How to Build a Successful Sportsbook

A sportsbook is a gambling establishment that accepts bets on all kinds of sporting events. These wagers can be placed on college and professional football games, baseball, basketball, golf, and even combat sports. In some states, sportsbooks are legal to operate, while in others they are not. To be successful, a sportsbook must have the right marketing strategies and a streamlined interface. It must also have a variety of sports betting options to appeal to different types of bettors.

Betting on sports is more popular than ever before. Many people have massive spreadsheets documenting every possible bet they can make, and sportsbooks must adjust their odds to keep up with the demand for certain bets. This is especially true for prop bets, which can sometimes go up and down based on news about players or coaches. While it’s impossible to guarantee a profit, bettors can improve their chances of winning by following the rules and keeping track of their bets.

Another way to increase your profits at the sportsbook is to offer a bonus or promotion. This can attract new customers and encourage existing ones to come back again and again. You should also have a well-defined marketing strategy and plenty of quality content. In addition to offering bonuses, you should also provide information about the rules of betting so that you can educate your audience.

The biggest challenge for a sportsbook is making an operating margin. Luckily, there are two major routes to earning an operating margin. The first is setting odds that differ from the probability of an event, giving the sportsbook a financial edge over the bettor. The second is using the odds to mitigate the risk of losing money by accepting bets that balance out those it has on its books.

In the US, most sportsbooks offer American odds, which use positive (+) and negative (-) symbols to represent the likelihood of an event happening. These odds are based on a $100 bet and can differ depending on which side is expected to win. Often, sportsbooks set their odds by utilizing a mix of outside sources, including power rankings and computer algorithms. A head oddsmaker oversees the entire process.

A sportsbook must be licensed to operate in its jurisdiction, and a license will require a substantial investment of capital. This amount will vary according to the target market, licensing costs, and monetary guarantees required by the government. The sportsbook must also have a solid business plan and adequate financing to compete with established competitors.

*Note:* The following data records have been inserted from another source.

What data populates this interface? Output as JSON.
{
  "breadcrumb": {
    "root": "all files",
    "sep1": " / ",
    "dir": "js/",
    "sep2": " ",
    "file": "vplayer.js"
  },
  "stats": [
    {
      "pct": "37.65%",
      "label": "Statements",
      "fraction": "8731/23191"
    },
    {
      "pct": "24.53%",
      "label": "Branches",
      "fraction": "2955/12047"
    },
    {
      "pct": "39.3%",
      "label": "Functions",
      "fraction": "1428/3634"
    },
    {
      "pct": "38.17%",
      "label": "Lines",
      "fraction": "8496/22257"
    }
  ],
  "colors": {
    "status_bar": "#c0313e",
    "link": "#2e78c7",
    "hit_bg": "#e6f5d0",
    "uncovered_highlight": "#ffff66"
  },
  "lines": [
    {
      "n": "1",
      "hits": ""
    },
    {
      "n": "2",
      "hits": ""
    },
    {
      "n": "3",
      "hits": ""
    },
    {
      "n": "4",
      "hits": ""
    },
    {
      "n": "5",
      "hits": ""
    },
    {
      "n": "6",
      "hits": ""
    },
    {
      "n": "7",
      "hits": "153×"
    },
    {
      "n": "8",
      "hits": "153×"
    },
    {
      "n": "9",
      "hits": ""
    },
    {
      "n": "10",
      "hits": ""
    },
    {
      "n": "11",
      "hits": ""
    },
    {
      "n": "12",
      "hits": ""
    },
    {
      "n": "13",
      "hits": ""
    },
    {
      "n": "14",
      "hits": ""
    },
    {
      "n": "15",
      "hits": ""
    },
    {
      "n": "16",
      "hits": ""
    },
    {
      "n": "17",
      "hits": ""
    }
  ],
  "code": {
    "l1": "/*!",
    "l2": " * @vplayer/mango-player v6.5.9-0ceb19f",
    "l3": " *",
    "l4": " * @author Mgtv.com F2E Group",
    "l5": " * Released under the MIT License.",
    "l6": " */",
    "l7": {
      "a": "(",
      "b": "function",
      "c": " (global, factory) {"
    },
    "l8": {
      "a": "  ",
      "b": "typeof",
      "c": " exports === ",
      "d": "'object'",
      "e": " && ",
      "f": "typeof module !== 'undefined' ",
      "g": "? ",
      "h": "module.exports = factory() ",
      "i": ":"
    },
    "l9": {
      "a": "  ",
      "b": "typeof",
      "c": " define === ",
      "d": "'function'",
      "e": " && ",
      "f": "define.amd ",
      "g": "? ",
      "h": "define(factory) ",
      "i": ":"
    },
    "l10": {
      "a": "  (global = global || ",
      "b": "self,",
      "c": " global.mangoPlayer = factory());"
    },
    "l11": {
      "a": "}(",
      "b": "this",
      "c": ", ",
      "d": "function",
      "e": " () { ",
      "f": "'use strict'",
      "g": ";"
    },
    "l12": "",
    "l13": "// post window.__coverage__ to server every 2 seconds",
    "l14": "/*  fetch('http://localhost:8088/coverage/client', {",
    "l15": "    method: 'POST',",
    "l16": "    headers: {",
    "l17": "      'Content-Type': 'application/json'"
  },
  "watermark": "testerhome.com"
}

A sportsbook must be able to cater to both casual and serious punters. It must have a variety of betting markets, including prop bets and futures bets. Prop bets are wagers on specific occurrences within a game, such as player performance or statistical benchmarks. Futures bets, on the other hand, are wagers on multi-stage events like a season or tournament. These bets can be placed either online or in a brick-and-mortar sportsbook.